Return each entry unchanged.

+++ Extracted records +++

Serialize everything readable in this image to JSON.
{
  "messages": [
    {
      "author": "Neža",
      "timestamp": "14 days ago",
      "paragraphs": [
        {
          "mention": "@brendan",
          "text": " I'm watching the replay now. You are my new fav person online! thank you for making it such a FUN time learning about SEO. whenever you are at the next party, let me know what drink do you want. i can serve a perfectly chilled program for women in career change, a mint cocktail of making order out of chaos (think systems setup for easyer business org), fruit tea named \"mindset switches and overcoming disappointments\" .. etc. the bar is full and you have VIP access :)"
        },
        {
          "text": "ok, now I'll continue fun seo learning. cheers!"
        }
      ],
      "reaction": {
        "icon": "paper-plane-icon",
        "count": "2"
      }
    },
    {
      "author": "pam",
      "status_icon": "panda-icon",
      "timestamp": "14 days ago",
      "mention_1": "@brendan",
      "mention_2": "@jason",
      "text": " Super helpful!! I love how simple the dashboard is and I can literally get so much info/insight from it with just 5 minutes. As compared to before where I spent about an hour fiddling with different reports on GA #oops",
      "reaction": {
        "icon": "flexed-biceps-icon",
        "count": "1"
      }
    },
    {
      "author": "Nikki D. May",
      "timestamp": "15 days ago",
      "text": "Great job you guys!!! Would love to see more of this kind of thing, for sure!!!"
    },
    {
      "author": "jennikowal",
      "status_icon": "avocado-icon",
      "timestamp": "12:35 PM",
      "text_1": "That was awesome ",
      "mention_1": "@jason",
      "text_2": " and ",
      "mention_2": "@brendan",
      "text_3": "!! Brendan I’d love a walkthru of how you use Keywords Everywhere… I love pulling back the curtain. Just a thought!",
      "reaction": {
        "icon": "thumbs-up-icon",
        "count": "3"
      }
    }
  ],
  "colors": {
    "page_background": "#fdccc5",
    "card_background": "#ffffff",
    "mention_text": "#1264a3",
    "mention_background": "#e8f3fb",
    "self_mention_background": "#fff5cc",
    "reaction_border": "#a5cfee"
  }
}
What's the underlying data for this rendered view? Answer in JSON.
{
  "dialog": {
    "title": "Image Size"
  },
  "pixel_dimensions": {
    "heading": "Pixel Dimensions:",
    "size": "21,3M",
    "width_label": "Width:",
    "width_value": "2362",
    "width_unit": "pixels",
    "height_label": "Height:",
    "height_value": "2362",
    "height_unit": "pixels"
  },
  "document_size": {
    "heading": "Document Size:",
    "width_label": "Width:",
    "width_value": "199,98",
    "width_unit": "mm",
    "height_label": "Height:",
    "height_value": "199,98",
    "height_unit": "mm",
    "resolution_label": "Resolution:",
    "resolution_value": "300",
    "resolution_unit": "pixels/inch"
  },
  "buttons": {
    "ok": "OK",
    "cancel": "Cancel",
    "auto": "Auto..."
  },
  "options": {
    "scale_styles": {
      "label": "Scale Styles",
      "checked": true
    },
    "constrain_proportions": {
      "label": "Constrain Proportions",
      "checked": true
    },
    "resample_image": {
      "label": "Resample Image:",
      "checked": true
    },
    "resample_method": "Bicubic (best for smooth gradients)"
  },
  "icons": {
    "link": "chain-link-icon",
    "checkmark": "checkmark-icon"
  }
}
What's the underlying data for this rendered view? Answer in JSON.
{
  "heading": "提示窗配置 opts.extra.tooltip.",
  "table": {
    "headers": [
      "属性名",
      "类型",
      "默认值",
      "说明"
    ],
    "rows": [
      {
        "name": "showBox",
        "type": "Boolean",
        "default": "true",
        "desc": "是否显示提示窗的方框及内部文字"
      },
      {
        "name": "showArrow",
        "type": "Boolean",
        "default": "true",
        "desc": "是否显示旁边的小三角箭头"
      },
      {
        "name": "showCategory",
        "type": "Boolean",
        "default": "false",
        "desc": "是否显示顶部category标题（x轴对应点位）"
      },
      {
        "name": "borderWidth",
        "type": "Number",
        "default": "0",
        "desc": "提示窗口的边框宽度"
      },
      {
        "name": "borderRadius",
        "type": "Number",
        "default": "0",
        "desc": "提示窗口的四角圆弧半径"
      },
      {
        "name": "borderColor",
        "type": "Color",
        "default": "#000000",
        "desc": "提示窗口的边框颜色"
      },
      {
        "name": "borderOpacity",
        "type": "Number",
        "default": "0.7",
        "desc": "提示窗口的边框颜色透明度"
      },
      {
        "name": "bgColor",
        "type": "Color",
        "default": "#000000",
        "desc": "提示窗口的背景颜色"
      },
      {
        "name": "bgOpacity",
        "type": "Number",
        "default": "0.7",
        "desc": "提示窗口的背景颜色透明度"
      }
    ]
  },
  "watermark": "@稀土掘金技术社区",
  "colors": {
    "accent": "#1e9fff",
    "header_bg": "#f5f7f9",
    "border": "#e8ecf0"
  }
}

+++

Task solution:
Serialize everything readable in this image to JSON.
{
  "messages": [
    {
      "author": "Neža",
      "timestamp": "14 days ago",
      "paragraphs": [
        {
          "mention": "@brendan",
          "text": " I'm watching the replay now. You are my new fav person online! thank you for making it such a FUN time learning about SEO. whenever you are at the next party, let me know what drink do you want. i can serve a perfectly chilled program for women in career change, a mint cocktail of making order out of chaos (think systems setup for easyer business org), fruit tea named \"mindset switches and overcoming disappointments\" .. etc. the bar is full and you have VIP access :)"
        },
        {
          "text": "ok, now I'll continue fun seo learning. cheers!"
        }
      ],
      "reaction": {
        "icon": "paper-plane-icon",
        "count": "2"
      }
    },
    {
      "author": "pam",
      "status_icon": "panda-icon",
      "timestamp": "14 days ago",
      "mention_1": "@brendan",
      "mention_2": "@jason",
      "text": " Super helpful!! I love how simple the dashboard is and I can literally get so much info/insight from it with just 5 minutes. As compared to before where I spent about an hour fiddling with different reports on GA #oops",
      "reaction": {
        "icon": "flexed-biceps-icon",
        "count": "1"
      }
    },
    {
      "author": "Nikki D. May",
      "timestamp": "15 days ago",
      "text": "Great job you guys!!! Would love to see more of this kind of thing, for sure!!!"
    },
    {
      "author": "jennikowal",
      "status_icon": "avocado-icon",
      "timestamp": "12:35 PM",
      "text_1": "That was awesome ",
      "mention_1": "@jason",
      "text_2": " and ",
      "mention_2": "@brendan",
      "text_3": "!! Brendan I’d love a walkthru of how you use Keywords Everywhere… I love pulling back the curtain. Just a thought!",
      "reaction": {
        "icon": "thumbs-up-icon",
        "count": "3"
      }
    }
  ],
  "colors": {
    "page_background": "#fdccc5",
    "card_background": "#ffffff",
    "mention_text": "#1264a3",
    "mention_background": "#e8f3fb",
    "self_mention_background": "#fff5cc",
    "reaction_border": "#a5cfee"
  }
}
What's the underlying data for this rendered view? Answer in JSON.
{
  "dialog": {
    "title": "Image Size"
  },
  "pixel_dimensions": {
    "heading": "Pixel Dimensions:",
    "size": "21,3M",
    "width_label": "Width:",
    "width_value": "2362",
    "width_unit": "pixels",
    "height_label": "Height:",
    "height_value": "2362",
    "height_unit": "pixels"
  },
  "document_size": {
    "heading": "Document Size:",
    "width_label": "Width:",
    "width_value": "199,98",
    "width_unit": "mm",
    "height_label": "Height:",
    "height_value": "199,98",
    "height_unit": "mm",
    "resolution_label": "Resolution:",
    "resolution_value": "300",
    "resolution_unit": "pixels/inch"
  },
  "buttons": {
    "ok": "OK",
    "cancel": "Cancel",
    "auto": "Auto..."
  },
  "options": {
    "scale_styles": {
      "label": "Scale Styles",
      "checked": true
    },
    "constrain_proportions": {
      "label": "Constrain Proportions",
      "checked": true
    },
    "resample_image": {
      "label": "Resample Image:",
      "checked": true
    },
    "resample_method": "Bicubic (best for smooth gradients)"
  },
  "icons": {
    "link": "chain-link-icon",
    "checkmark": "checkmark-icon"
  }
}
What's the underlying data for this rendered view? Answer in JSON.
{
  "heading": "提示窗配置 opts.extra.tooltip.",
  "table": {
    "headers": [
      "属性名",
      "类型",
      "默认值",
      "说明"
    ],
    "rows": [
      {
        "name": "showBox",
        "type": "Boolean",
        "default": "true",
        "desc": "是否显示提示窗的方框及内部文字"
      },
      {
        "name": "showArrow",
        "type": "Boolean",
        "default": "true",
        "desc": "是否显示旁边的小三角箭头"
      },
      {
        "name": "showCategory",
        "type": "Boolean",
        "default": "false",
        "desc": "是否显示顶部category标题（x轴对应点位）"
      },
      {
        "name": "borderWidth",
        "type": "Number",
        "default": "0",
        "desc": "提示窗口的边框宽度"
      },
      {
        "name": "borderRadius",
        "type": "Number",
        "default": "0",
        "desc": "提示窗口的四角圆弧半径"
      },
      {
        "name": "borderColor",
        "type": "Color",
        "default": "#000000",
        "desc": "提示窗口的边框颜色"
      },
      {
        "name": "borderOpacity",
        "type": "Number",
        "default": "0.7",
        "desc": "提示窗口的边框颜色透明度"
      },
      {
        "name": "bgColor",
        "type": "Color",
        "default": "#000000",
        "desc": "提示窗口的背景颜色"
      },
      {
        "name": "bgOpacity",
        "type": "Number",
        "default": "0.7",
        "desc": "提示窗口的背景颜色透明度"
      }
    ]
  },
  "watermark": "@稀土掘金技术社区",
  "colors": {
    "accent": "#1e9fff",
    "header_bg": "#f5f7f9",
    "border": "#e8ecf0"
  }
}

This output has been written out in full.